Looking back on an ocean crossing

Donal O’Driscoll sits in the cockpit of his Hallberg Rassy 42. He’s one of 223 skippers who have just sailed from the Canaries to St Lucia as part of the Atlantic Rally for Cruisers (ARC)

“My favourite times were when I was alone on watch at night. We’d be doing seven or eight knots downwind. The waves were lit by the moon. It was amazing.”

Two ARC yachts remain at sea, expected within 48 hours, but for the rest of the fleet there is now time to relax and look back on what for many was the voyage of a lifetime.

For Nick Lewis, skipper of Flying Start, a Moody 38, it will perhaps be the dolphins that stick in his mind the longest.

“They arrived almost every night at five o’clock. We’d look at our watches and wonder where they were if they didn’t turn up. One dolphin shot straight up out of the water six times in a row – it was amazing.

“We’re used to dolphins in the Bristol Channel where we sail but these seemed different. More relaxed somehow. We were in their element but it was as if they were as pleased to see us as we were to see them.”

Another incident is bound to stay with the crew of Flying Start. The boat came across an open boat hundreds of miles off the coast of north Africa. Fifteen illegal immigrants huddled aboard, desperate for water. Flying Start gave them the water they so desperately needed then stood by until a Spanish hospital ship came to their aid. Nick was later told that there had been 34 immigrants on board when the boat had started its desperate voyage.

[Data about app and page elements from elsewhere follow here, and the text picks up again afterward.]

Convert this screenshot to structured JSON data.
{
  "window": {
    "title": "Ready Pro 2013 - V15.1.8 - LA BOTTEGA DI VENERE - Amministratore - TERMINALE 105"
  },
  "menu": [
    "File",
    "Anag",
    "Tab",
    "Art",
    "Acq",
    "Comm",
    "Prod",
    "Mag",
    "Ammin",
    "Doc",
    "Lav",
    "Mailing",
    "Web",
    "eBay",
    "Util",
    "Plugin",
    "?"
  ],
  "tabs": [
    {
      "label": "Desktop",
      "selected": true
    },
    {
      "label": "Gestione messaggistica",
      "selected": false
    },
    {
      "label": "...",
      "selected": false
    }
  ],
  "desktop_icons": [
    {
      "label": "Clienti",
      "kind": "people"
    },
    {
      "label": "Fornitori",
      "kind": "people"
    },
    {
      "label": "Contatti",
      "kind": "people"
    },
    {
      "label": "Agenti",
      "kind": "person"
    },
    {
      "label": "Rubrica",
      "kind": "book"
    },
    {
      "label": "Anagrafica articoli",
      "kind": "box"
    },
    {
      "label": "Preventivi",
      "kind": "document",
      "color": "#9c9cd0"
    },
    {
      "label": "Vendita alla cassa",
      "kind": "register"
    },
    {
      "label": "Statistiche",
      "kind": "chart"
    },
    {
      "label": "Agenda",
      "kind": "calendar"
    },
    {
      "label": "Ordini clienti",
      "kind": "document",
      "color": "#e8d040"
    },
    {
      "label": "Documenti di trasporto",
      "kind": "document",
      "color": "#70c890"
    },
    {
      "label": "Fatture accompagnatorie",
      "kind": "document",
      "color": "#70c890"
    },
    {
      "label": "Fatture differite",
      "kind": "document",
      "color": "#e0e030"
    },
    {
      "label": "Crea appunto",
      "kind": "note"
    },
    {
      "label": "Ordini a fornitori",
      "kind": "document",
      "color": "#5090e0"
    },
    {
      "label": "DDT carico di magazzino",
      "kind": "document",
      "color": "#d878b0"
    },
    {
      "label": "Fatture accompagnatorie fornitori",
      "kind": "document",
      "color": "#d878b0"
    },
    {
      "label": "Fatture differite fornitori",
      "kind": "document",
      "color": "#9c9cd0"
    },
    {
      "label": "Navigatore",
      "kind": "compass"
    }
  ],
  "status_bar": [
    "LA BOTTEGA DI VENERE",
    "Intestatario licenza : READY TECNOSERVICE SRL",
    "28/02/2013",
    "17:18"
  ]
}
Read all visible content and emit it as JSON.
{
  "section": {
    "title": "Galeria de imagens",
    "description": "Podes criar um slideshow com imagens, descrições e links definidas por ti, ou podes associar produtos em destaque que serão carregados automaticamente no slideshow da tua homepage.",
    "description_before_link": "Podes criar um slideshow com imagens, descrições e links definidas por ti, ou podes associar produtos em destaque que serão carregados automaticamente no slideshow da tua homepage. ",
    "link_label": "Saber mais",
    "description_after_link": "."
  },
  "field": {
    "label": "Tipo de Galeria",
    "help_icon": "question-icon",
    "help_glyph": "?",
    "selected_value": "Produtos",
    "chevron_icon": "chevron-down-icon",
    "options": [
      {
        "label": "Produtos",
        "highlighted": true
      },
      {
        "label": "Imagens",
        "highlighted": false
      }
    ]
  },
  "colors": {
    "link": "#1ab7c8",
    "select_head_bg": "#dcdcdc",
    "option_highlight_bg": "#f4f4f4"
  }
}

Read more about the experiences of this year’s ARC fleet in the March issue of Yachting Monthly – on sale in February – and discover how skippers’ and crews’ expectations of an Atlantic crossing compared with the reality of spending three weeks at sea.